Task description: List every line in this data where the string "JSON" occurs.

Dataset records:

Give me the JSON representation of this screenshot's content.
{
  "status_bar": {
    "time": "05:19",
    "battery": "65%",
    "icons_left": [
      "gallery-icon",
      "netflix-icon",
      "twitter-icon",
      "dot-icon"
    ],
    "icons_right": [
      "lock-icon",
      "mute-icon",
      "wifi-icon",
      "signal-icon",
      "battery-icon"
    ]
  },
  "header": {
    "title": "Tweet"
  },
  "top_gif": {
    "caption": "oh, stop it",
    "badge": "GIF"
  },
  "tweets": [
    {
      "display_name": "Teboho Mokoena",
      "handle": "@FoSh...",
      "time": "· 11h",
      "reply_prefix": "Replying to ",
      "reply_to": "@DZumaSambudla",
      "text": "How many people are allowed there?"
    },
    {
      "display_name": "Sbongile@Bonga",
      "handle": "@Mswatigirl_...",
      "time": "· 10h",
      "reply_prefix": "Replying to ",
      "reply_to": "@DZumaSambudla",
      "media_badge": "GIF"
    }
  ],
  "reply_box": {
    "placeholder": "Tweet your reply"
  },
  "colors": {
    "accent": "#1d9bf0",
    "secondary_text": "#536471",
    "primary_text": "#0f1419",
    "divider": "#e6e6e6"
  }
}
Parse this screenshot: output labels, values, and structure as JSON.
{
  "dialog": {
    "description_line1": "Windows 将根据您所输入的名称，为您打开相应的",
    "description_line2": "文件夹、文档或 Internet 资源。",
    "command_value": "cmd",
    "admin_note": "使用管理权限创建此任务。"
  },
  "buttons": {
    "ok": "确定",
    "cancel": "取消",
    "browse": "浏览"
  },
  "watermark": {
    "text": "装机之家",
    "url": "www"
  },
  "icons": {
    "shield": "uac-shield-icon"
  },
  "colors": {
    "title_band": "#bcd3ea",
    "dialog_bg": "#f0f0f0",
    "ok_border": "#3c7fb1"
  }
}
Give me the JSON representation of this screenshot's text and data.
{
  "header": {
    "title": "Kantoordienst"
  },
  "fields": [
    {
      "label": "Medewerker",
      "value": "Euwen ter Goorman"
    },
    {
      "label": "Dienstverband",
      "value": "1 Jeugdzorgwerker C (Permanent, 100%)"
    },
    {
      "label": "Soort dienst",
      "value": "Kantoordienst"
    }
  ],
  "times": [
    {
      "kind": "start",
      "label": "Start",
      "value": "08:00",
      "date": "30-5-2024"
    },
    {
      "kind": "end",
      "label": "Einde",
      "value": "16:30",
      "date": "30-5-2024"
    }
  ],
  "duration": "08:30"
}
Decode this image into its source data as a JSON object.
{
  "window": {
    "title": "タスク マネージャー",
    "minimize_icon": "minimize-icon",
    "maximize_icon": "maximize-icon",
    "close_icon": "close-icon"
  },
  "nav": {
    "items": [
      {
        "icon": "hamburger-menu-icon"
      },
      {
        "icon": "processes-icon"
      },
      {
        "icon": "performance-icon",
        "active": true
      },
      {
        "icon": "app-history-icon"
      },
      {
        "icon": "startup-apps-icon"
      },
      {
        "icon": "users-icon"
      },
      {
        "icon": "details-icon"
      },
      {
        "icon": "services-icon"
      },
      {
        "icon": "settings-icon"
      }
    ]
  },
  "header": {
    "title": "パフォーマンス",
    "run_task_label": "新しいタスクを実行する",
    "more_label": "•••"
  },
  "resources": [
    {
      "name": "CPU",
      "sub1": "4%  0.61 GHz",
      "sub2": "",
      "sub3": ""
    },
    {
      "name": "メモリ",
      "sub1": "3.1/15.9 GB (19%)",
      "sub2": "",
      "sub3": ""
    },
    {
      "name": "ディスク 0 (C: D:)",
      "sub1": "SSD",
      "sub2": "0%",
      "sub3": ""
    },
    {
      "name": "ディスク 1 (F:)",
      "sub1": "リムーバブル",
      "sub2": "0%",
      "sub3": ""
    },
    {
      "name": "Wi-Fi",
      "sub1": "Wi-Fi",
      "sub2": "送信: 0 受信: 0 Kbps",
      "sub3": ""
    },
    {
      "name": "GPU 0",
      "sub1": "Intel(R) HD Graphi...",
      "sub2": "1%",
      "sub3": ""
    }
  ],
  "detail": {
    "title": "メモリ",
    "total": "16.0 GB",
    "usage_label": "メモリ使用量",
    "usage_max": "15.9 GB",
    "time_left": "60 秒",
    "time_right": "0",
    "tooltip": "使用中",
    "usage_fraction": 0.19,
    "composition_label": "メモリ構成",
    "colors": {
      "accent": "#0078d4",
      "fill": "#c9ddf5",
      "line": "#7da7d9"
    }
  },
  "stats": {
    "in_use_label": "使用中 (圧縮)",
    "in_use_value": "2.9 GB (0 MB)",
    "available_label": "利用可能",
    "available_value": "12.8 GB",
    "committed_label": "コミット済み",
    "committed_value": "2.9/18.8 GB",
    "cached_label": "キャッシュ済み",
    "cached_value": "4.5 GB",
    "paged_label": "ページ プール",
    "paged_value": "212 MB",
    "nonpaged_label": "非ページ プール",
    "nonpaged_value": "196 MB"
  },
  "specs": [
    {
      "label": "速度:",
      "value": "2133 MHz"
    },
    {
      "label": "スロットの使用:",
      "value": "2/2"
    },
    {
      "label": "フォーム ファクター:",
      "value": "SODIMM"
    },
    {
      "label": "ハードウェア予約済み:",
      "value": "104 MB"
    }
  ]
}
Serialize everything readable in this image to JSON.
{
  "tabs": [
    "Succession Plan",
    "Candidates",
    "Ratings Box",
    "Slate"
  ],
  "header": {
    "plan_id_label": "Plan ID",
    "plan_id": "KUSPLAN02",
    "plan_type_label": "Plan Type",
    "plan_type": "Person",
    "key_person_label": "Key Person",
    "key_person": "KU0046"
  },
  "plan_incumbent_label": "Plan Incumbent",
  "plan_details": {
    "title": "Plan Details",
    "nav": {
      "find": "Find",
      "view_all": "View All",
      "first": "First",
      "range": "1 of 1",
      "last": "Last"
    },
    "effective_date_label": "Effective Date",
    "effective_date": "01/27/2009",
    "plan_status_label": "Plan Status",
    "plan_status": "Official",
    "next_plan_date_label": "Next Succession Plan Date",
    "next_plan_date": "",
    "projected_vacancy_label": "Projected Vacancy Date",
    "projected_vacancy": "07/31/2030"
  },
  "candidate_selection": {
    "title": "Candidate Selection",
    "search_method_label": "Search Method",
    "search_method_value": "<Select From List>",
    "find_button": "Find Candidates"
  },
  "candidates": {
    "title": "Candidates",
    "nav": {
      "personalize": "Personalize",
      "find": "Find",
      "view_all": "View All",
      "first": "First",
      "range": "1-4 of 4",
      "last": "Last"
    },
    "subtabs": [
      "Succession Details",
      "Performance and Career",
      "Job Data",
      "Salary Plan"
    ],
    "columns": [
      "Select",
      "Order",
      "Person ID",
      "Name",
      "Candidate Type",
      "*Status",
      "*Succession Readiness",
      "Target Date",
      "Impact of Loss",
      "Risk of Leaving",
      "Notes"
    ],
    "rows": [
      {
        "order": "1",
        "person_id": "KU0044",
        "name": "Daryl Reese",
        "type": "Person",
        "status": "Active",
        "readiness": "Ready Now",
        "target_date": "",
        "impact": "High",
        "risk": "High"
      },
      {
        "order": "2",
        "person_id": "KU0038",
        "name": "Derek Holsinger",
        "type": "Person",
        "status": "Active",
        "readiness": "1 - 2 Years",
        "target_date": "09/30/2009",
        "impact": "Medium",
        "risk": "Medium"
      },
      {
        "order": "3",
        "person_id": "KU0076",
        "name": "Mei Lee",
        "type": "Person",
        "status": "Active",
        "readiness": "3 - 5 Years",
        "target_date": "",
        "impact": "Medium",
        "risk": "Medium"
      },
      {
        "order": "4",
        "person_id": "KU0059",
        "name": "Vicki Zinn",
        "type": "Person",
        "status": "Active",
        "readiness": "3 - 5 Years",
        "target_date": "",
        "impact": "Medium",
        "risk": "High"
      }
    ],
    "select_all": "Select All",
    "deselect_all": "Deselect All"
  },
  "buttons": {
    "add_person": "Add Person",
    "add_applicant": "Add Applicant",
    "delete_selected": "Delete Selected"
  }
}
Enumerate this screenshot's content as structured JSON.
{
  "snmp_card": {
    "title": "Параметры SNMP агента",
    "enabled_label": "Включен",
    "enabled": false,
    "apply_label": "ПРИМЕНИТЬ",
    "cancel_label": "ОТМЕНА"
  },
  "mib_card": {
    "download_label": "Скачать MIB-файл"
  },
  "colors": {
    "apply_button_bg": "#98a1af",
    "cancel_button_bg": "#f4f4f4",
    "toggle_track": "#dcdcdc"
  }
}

Your solution:
Give me the JSON representation of this screenshot's content.
Parse this screenshot: output labels, values, and structure as JSON.
Give me the JSON representation of this screenshot's text and data.
Decode this image into its source data as a JSON object.
Serialize everything readable in this image to JSON.
Enumerate this screenshot's content as structured JSON.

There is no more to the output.